-- Given records follows --
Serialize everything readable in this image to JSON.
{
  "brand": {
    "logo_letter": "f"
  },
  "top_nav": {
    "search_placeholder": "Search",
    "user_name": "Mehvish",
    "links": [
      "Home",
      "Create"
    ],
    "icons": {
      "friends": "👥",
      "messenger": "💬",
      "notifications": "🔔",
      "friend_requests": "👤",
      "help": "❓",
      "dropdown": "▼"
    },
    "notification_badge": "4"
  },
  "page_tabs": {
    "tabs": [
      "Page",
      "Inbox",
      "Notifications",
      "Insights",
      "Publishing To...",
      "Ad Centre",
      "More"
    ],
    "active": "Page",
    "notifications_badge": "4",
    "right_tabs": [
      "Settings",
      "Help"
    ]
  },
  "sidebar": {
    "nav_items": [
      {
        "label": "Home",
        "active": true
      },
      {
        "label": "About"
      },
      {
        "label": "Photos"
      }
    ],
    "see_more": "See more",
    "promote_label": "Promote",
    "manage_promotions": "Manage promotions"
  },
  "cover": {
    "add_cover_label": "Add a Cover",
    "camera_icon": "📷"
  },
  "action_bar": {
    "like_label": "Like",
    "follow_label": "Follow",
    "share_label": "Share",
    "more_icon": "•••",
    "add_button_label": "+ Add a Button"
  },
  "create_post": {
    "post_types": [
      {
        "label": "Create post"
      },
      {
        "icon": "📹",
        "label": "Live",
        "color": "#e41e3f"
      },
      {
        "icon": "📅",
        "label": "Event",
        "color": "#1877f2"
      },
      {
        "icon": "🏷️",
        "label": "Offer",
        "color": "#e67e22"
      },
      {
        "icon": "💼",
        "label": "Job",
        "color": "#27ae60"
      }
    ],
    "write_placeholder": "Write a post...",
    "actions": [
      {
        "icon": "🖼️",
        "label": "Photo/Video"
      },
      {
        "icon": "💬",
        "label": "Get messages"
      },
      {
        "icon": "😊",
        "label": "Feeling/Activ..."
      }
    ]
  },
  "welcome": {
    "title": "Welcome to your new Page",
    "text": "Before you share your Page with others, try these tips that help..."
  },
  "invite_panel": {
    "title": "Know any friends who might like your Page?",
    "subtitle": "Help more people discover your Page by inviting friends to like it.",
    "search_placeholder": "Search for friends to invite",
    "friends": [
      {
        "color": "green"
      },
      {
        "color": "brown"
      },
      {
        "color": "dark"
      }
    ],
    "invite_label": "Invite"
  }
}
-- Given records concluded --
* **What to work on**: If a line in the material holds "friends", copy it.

* **Result of the exercise**:
      "friends": "👥",
    "title": "Know any friends who might like your Page?",
    "subtitle": "Help more people discover your Page by inviting friends to like it.",
    "search_placeholder": "Search for friends to invite",
    "friends": [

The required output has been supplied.